So, together time morphed and returned to its humble beginnings. It couldn’t last 2-3 hours every day. But 15 minutes was enough to reunite us and pump us up for harder labor. What does it look like now, you ask? Like the song says it can be anything. Recently it’s been a short Bible verse discussed with the five common topics. Following that is a short cursive lesson which review for Bean but new for Sprout. Sometimes we toss in a poem or hymn. More often than not we leave the languid family read aloud for evening time or even Audible it out on car drives. One blessing is combining subjects to broaden our conversation while limiting our time spent. With books like Prayers that Changed History by Tricia Goyer, we can lump Bible study, prayer time, history, geography, and character training into one 20 minute reading. We add in time whenever, wherever, and however, we can. If Bean is ahead in his week or family strain is getting palpable, we ramble through our time instead of blast through it. Discovering new material. Revisiting old friends. Drilling Latin or math facts. Playing a short game, “educational” or not. Singing and praying. It truly can be anything… as long as we’re together.

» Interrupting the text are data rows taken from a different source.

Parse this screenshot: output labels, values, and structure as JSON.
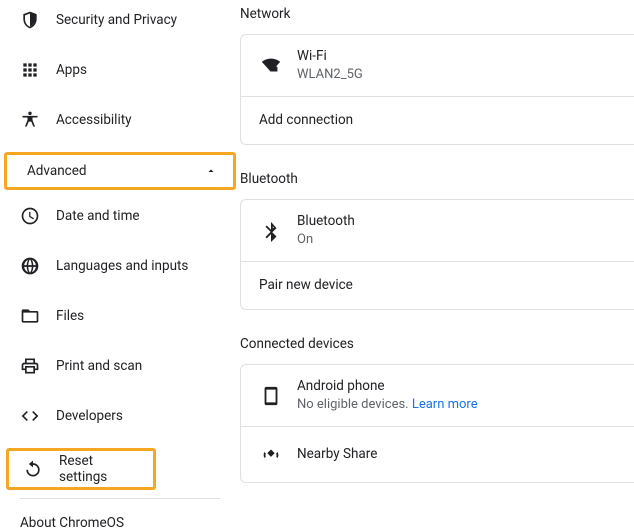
{
  "sidebar": {
    "items": [
      {
        "label": "Security and Privacy"
      },
      {
        "label": "Apps"
      },
      {
        "label": "Accessibility"
      }
    ],
    "advanced_label": "Advanced",
    "advanced_items": [
      {
        "label": "Date and time"
      },
      {
        "label": "Languages and inputs"
      },
      {
        "label": "Files"
      },
      {
        "label": "Print and scan"
      },
      {
        "label": "Developers"
      },
      {
        "label": "Reset settings"
      }
    ],
    "about_label": "About ChromeOS"
  },
  "main": {
    "network": {
      "title": "Network",
      "wifi": {
        "title": "Wi-Fi",
        "sub": "WLAN2_5G"
      },
      "add": "Add connection"
    },
    "bluetooth": {
      "title": "Bluetooth",
      "bt": {
        "title": "Bluetooth",
        "sub": "On"
      },
      "pair": "Pair new device"
    },
    "connected": {
      "title": "Connected devices",
      "android": {
        "title": "Android phone",
        "sub": "No eligible devices. ",
        "link": "Learn more"
      },
      "nearby": {
        "title": "Nearby Share"
      }
    }
  }
}
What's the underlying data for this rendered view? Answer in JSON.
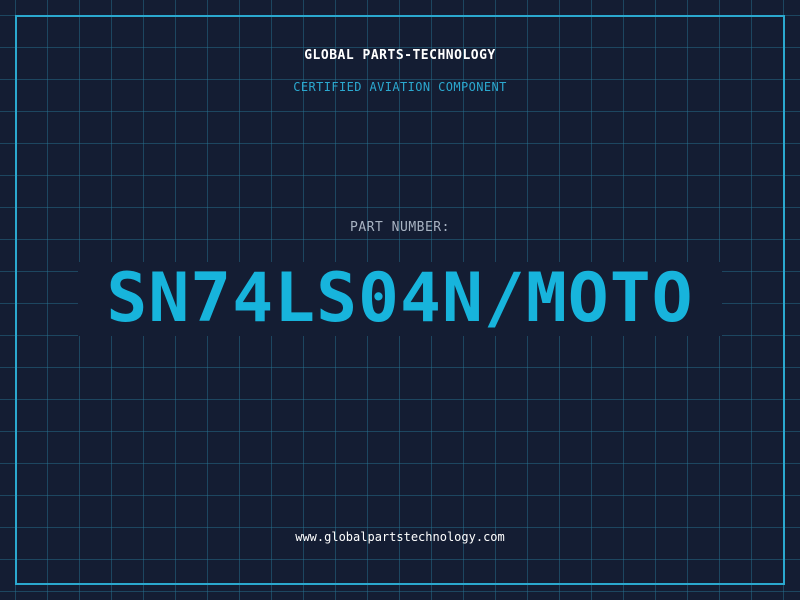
{
  "header": {
    "company": "GLOBAL PARTS-TECHNOLOGY",
    "subtitle": "CERTIFIED AVIATION COMPONENT"
  },
  "part": {
    "label": "PART NUMBER:",
    "number": "SN74LS04N/MOTO"
  },
  "footer": {
    "website": "www.globalpartstechnology.com"
  },
  "colors": {
    "background": "#141d33",
    "accent": "#17b4dc",
    "grid": "#28788f",
    "text": "#ffffff"
  }
}
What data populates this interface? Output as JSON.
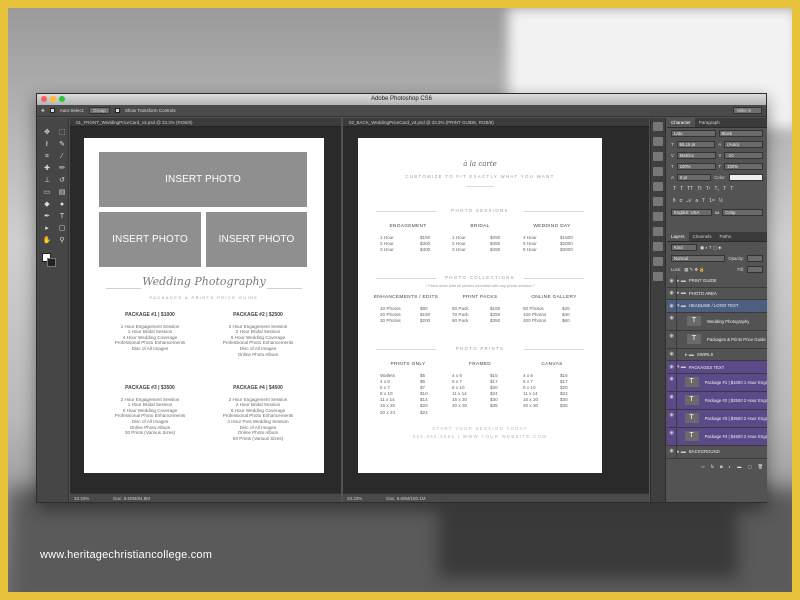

The teen years and Challenge years are not the time to drop out of routines. Family involvement is more crucial than ever. If you’ve never instituted a together learning time, do so! You won’t regret it. Will kids always joyfully sit beside you and read? Uh, nope. Do you have to make it ultra-academic? Again, nope. Will you get behind in the curriculum? Uh, possibly. But what’s more exhilarating than going down a relational rabbit trail filled with light bulb moments and laughter. Just remember it doesn’t have to take all morning. It’s the connection that’s vital. Trials become adventures only when they are traveled with friends and family. Together time is the perfect way to remind yourself and your kids that you’re a team and life is the best mission ever.
Gather your kiddos. Allow them to bring a coloring book and crayons, a sketchpad and pencil, maybe play dough, or even a puzzle. As long as their task is quiet and not distracting let them bring it along. Next, is grab your favorite book and your favorite snack to share. Set a timer for 15 minutes and go. When the buzzer sounds, put down your book. Hooray! You’ve finished your first together time. But you were in the middle of a chapter? Your kids want more? You don’t want to stop, either? Great! Everyone will be even more excited for tomorrow’s time. Remember this time can be molded and grown, no need to start out elaborately. Keep it simple. Keep it real. Keep it together. You can do this! Let me know how it goes.

Don’t know how to start? There are great blogs and podcasts out there to show you the way. Here’s a couple for you.   (Sarah Mackenzie and the Read Aloud Revival)    (Pam Barnhill and Your Morning Basket)

photo credit: sean dreilinger Family StoryMinute – (license)_MG_6491 via photopin (license)